With every construction project, the number one priority should be keeping everyone on the site as safe as possible. Staying safe during the long winter months requires doing things differently than during the summer.
Here are some points to keep in mind as we approach the colder season.
Concerns for Employee Health During Winter Months
One of the biggest challenges project managers face during the winter months is keeping their staff healthy. While most worry about sinus infections and the flu, there are other health concerns during the winter that all project managers need to be aware of. Health issues that can plague a job site, particularly when steps aren't taken to protect workers during the winter include:
- Trench foot
Knowing how to recognize the early stages of these common health problems and knowing how to both prevent and reverse them is an important aspect of staying safe on site during the Australian winter.
Stay Warm, Dry, and Healthy

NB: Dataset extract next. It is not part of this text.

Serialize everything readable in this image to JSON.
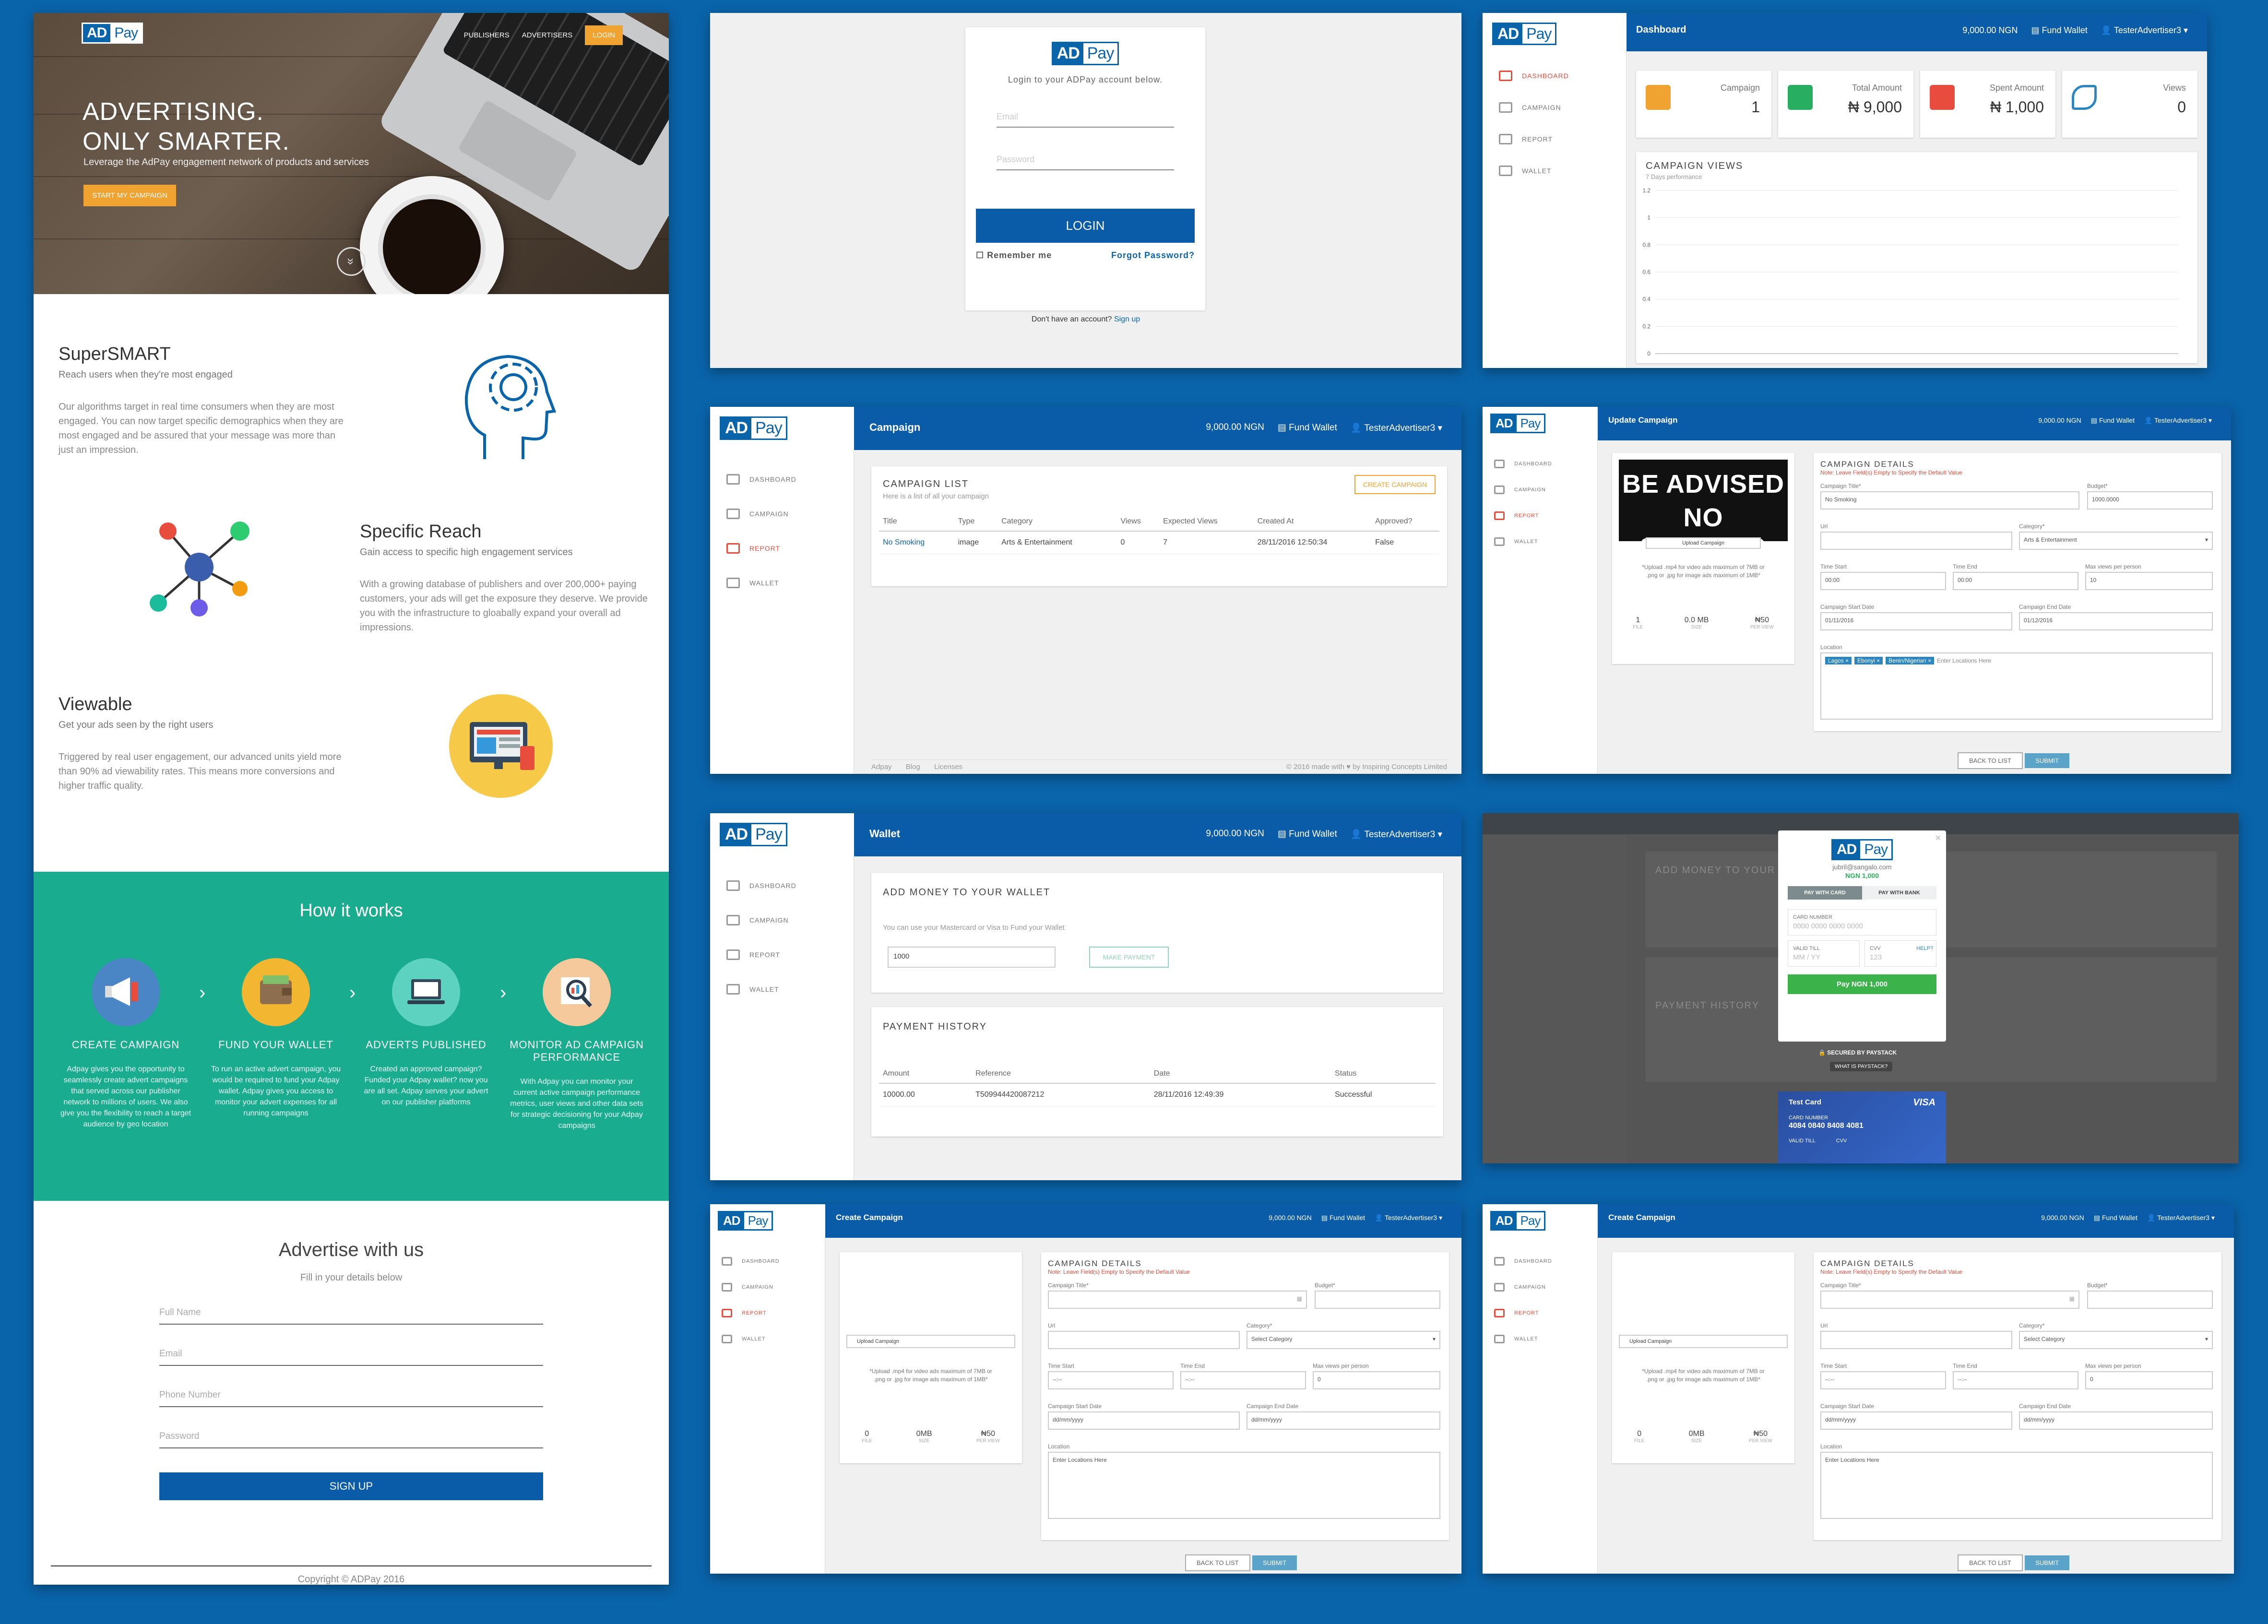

Safety starts with individuals. Project managers are responsible for making sure that each employee is dressed appropriately for the current and projected weather conditions.
Even though you're on a deadline and would like to work with a full workforce, don't encourage people to come to the site if they're not feeling well. Feeling unwell and working with heavy machinery is a perfect recipe for disaster that can result in severe injuries, fatalities, and wrecked equipment. It's better to miss a deadline than to put your workers' lives at risk. Plus, by encouraging one worker who has a bad head cold or flu to stay home, you could prevent the illness from impacting the rest of your crew.
There are several things you should do during the winter months to ensure that your crew stays healthy and safe, including:
- Checking the forecast prior to starting work for the day to see if any bad weather is scheduled to hit while you're working
- Making sure your crew is wearing layers of warm clothing, including a waterproof outer layer that will protect them from winter rains
- Set up a heated, covered space on the work site where workers can take breaks and warm themselves
- Try to do outdoor work during the warmest part of the day
- Keep the site well-stocked with water and warm, caffeine free, drinks such as tea and decaffeinated coffee. It doesn't hurt to have warm soup on the job site
- On days that are particularly rainy and cold, make sure your employees are working in pairs so they can monitor each other's health.
Pay careful attention to each person on the job site, especially on the days when the wind is blowing and you're dealing with heavy rains. If you notice one of the workers is shivering heavily or is having trouble speaking properly, they're at risk for both hypothermia and frostbite. Don't wait to see if their condition worsens. You need to act right away.
Construction Equipment and Tool Safety on Site During the Australian Winter
Wintertime presents different construction equipment concerns than you deal with during the summer months.
As winter approaches, take a look at all of your equipment and explore the different ways they can be made safe during the winter. Examples include:
- Wrapping metal handles and knobs in thermal insulating material
- Reattaching doors to skid steer cabs
- Looking for ways to cover any leaks in the construction equipment's cabs
- Adding rubber traction pads to the metal footholds and steps that lead into large pieces of earthmoving equipment
- Repairing any torn or bent pieces of metal that could catch and tear jackets
During and after heavy rains, pay careful attention to the job site. Identify any areas that the rain has turned slick and mark them so your employees know to avoid those areas while operating the skid steer and other earthmoving equipment. If there's no way to avoid foot traffic on a slippery hill, provide a wooden ramp which provides better footing and helps prevent slip and fall injuries.
Wintertime construction work is difficult, but by taking certain precautions and slowing down a little, you can avoid both injuries and illness.